### PROVIDED INFORMATION ###

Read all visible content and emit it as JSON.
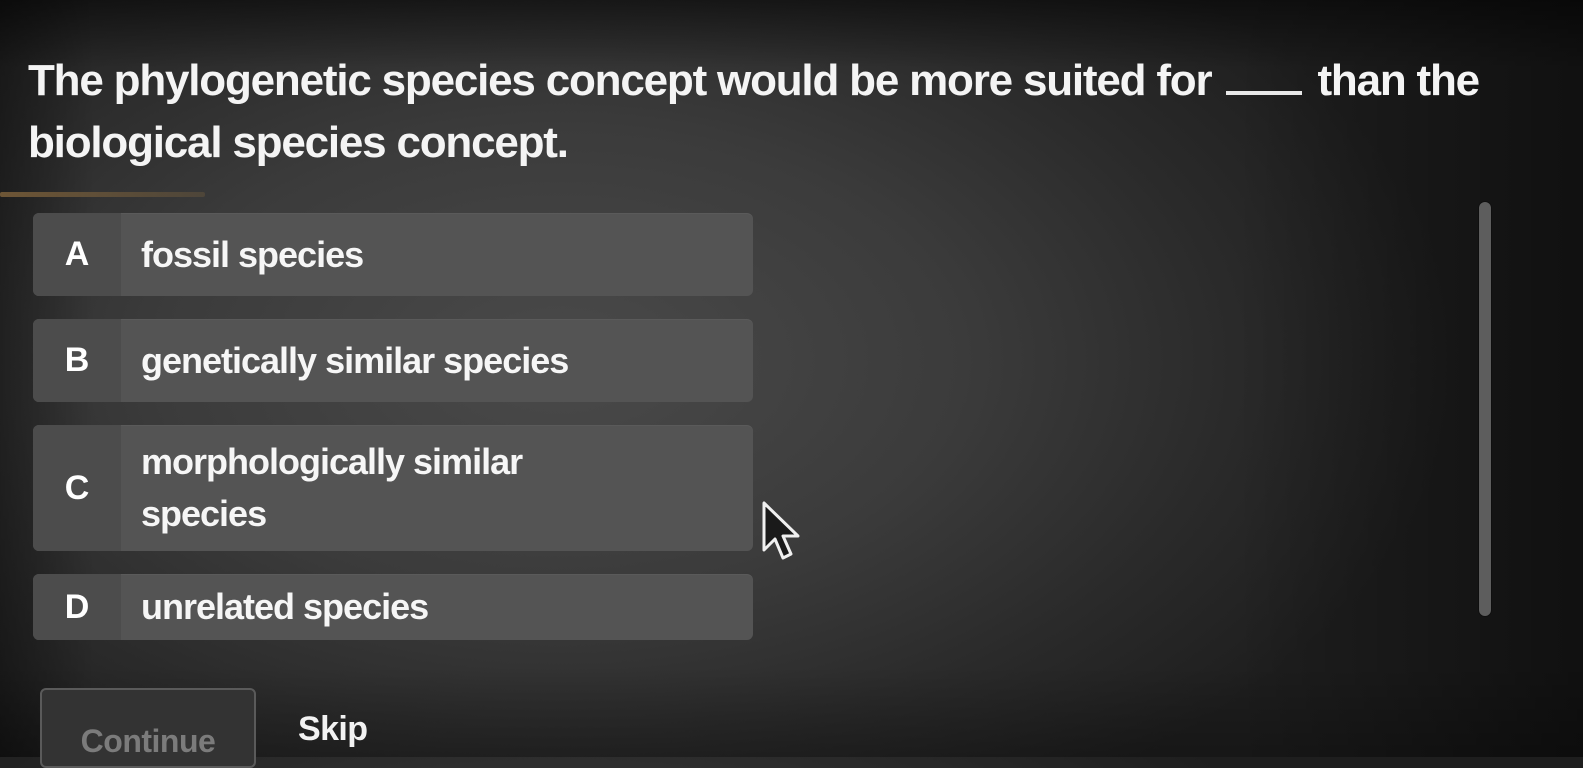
{
  "question": {
    "before_blank": "The phylogenetic species concept would be more suited for",
    "blank": "____",
    "after_blank": "than the biological species concept."
  },
  "options": [
    {
      "letter": "A",
      "text": "fossil species"
    },
    {
      "letter": "B",
      "text": "genetically similar species"
    },
    {
      "letter": "C",
      "text": "morphologically similar species"
    },
    {
      "letter": "D",
      "text": "unrelated species"
    }
  ],
  "actions": {
    "continue_label": "Continue",
    "skip_label": "Skip"
  },
  "colors": {
    "background": "#3b3b3b",
    "option_background": "#545454",
    "option_letter_background": "#4c4c4c",
    "text": "#f4f4f4",
    "continue_disabled_text": "#7b7b7b"
  },
  "icons": {
    "cursor": "mouse-pointer-icon"
  }
}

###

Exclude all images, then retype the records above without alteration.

EXERCISE RESPONSE:
Read all visible content and emit it as JSON.
{
  "question": {
    "before_blank": "The phylogenetic species concept would be more suited for",
    "blank": "____",
    "after_blank": "than the biological species concept."
  },
  "options": [
    {
      "letter": "A",
      "text": "fossil species"
    },
    {
      "letter": "B",
      "text": "genetically similar species"
    },
    {
      "letter": "C",
      "text": "morphologically similar species"
    },
    {
      "letter": "D",
      "text": "unrelated species"
    }
  ],
  "actions": {
    "continue_label": "Continue",
    "skip_label": "Skip"
  },
  "colors": {
    "background": "#3b3b3b",
    "option_background": "#545454",
    "option_letter_background": "#4c4c4c",
    "text": "#f4f4f4",
    "continue_disabled_text": "#7b7b7b"
  },
  "icons": {
    "cursor": "mouse-pointer-icon"
  }
}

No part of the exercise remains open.